Predicting musical stardom has become a task not unlike that of predicting earthquakes-a science of fissures, fault lines, and occasionally, false alarms. With a pop landscape ruptured by demographics and niche formatting, the idea of being able to accurately forecast commercial breakthroughs borders on the foolish.
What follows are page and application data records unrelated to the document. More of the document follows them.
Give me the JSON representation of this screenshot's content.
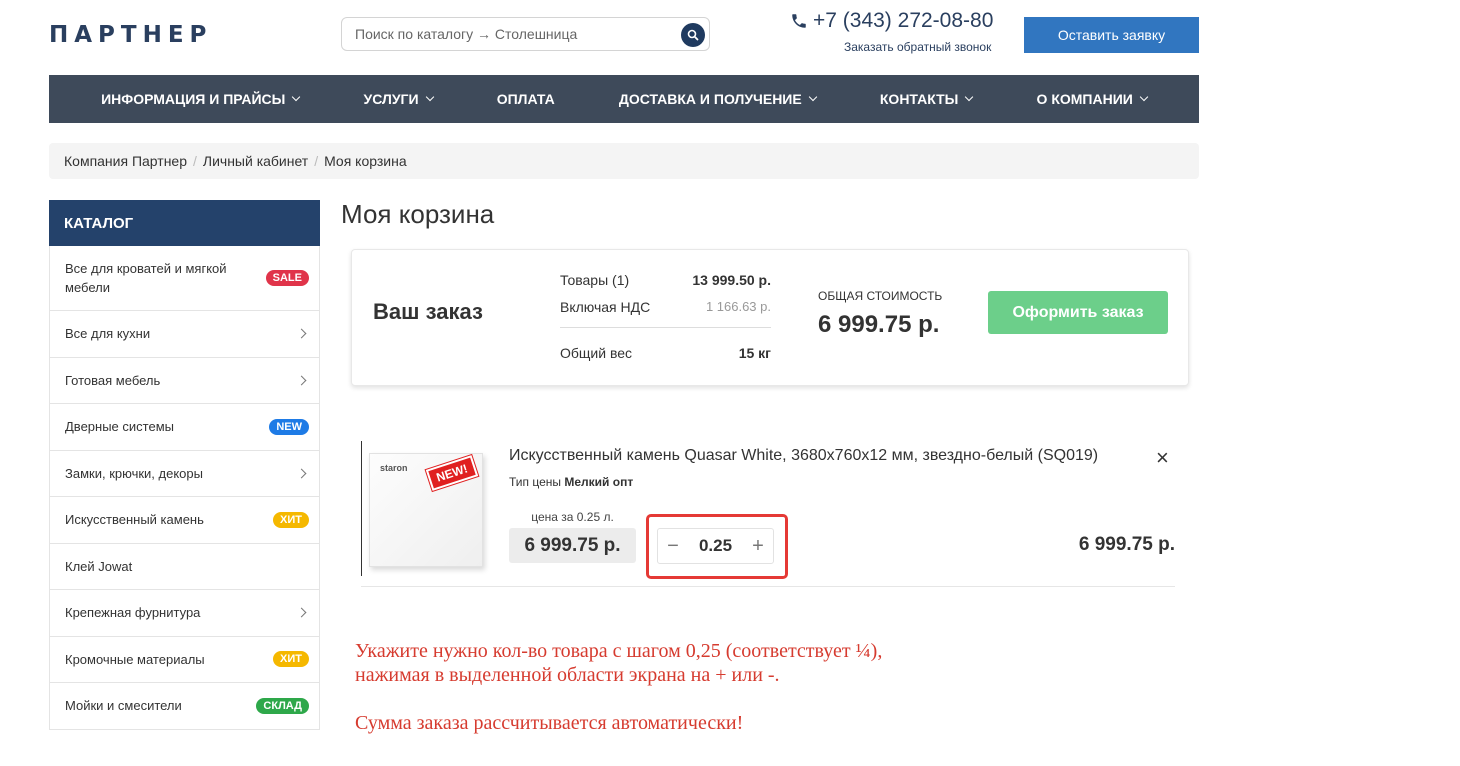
{
  "header": {
    "logo": "ПАРТНЕР",
    "search_placeholder": "Поиск по каталогу → Столешница",
    "phone": "+7 (343) 272-08-80",
    "callback": "Заказать обратный звонок",
    "request_button": "Оставить заявку",
    "accent_color": "#3176c0"
  },
  "nav": {
    "items": [
      {
        "label": "Информация и прайсы",
        "has_dropdown": true
      },
      {
        "label": "Услуги",
        "has_dropdown": true
      },
      {
        "label": "Оплата",
        "has_dropdown": false
      },
      {
        "label": "Доставка и получение",
        "has_dropdown": true
      },
      {
        "label": "Контакты",
        "has_dropdown": true
      },
      {
        "label": "О компании",
        "has_dropdown": true
      }
    ]
  },
  "breadcrumb": [
    "Компания Партнер",
    "Личный кабинет",
    "Моя корзина"
  ],
  "sidebar": {
    "title": "Каталог",
    "items": [
      {
        "label": "Все для кроватей и мягкой мебели",
        "badge": "SALE",
        "badge_color": "#e0344a"
      },
      {
        "label": "Все для кухни",
        "arrow": true
      },
      {
        "label": "Готовая мебель",
        "arrow": true
      },
      {
        "label": "Дверные системы",
        "badge": "NEW",
        "badge_color": "#1e7be6"
      },
      {
        "label": "Замки, крючки, декоры",
        "arrow": true
      },
      {
        "label": "Искусственный камень",
        "badge": "ХИТ",
        "badge_color": "#f5b800"
      },
      {
        "label": "Клей Jowat"
      },
      {
        "label": "Крепежная фурнитура",
        "arrow": true
      },
      {
        "label": "Кромочные материалы",
        "badge": "ХИТ",
        "badge_color": "#f5b800"
      },
      {
        "label": "Мойки и смесители",
        "badge": "СКЛАД",
        "badge_color": "#2ea84a"
      }
    ]
  },
  "page": {
    "title": "Моя корзина"
  },
  "order": {
    "title": "Ваш заказ",
    "items_label": "Товары (1)",
    "items_value": "13 999.50 р.",
    "vat_label": "Включая НДС",
    "vat_value": "1 166.63 р.",
    "weight_label": "Общий вес",
    "weight_value": "15 кг",
    "total_label": "Общая стоимость",
    "total_value": "6 999.75 р.",
    "checkout_button": "Оформить заказ",
    "checkout_color": "#6ccf8a"
  },
  "cart_item": {
    "name": "Искусственный камень Quasar White, 3680x760x12 мм, звездно-белый (SQ019)",
    "price_type_label": "Тип цены",
    "price_type_value": "Мелкий опт",
    "brand": "staron",
    "new_badge": "NEW!",
    "unit_label": "цена за 0.25 л.",
    "unit_price": "6 999.75 р.",
    "quantity": "0.25",
    "minus": "−",
    "plus": "+",
    "line_total": "6 999.75 р.",
    "remove": "×"
  },
  "note": {
    "line1": "Укажите нужно кол-во товара с шагом 0,25 (соответствует ¼),",
    "line2": "нажимая в выделенной области экрана на + или -.",
    "line3": "Сумма заказа рассчитывается автоматически!",
    "color": "#d63b2f"
  }
}
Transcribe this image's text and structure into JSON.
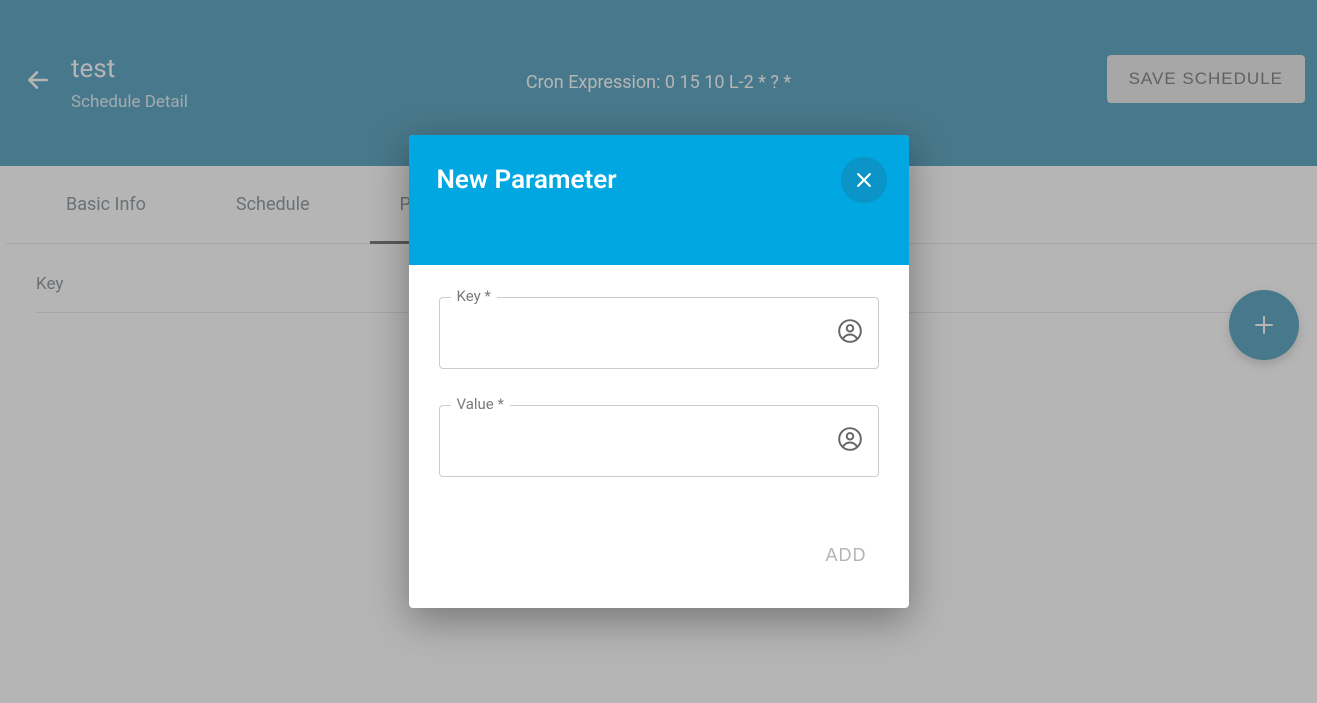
{
  "header": {
    "title": "test",
    "subtitle": "Schedule Detail",
    "cron_label": "Cron Expression: 0 15 10 L-2 * ? *",
    "save_label": "SAVE SCHEDULE"
  },
  "tabs": {
    "items": [
      {
        "label": "Basic Info"
      },
      {
        "label": "Schedule"
      },
      {
        "label": "Parameters"
      }
    ]
  },
  "table": {
    "columns": {
      "key_label": "Key"
    }
  },
  "dialog": {
    "title": "New Parameter",
    "key_label": "Key *",
    "key_value": "",
    "value_label": "Value *",
    "value_value": "",
    "add_label": "ADD"
  }
}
Still, as we set our pop seismographs to 1994's release schedule, we hear rumblings of greatness: Country legend Johnny Cash follows the ''rejuvenated by youth'' furrow plowed by Tony Bennett and Tom Jones, teaming with a satanic- looking rap/metal producer half his age. Perpetual understudies Soundgarden, their path to arena stardom cleared by Seattle compatriots Nirvana and Pearl Jam, should finally live up to the slogan on one of their first T-shirts-''Total F -- -ing Godhead.'' And grassroots music-video network The Box emerges as the true inheritor of MTV's original trailblazing mission. Other warning signs flash from more traditional quarters. Videogenic chanteuses Tori Amos and Faith Hill grab the pop and country spotlights, respectively, while media darling du jour Henry Rollins wants you to hate him for being beautiful. In the pages ahead, we take a closer look at each of these breakout acts, as well as other albums and concerts lined up for this year. Given the degree to which the music world has already fragmented, none of these six may have the clout to be the Big One. But in 1994, they'll each cause some serious tremors.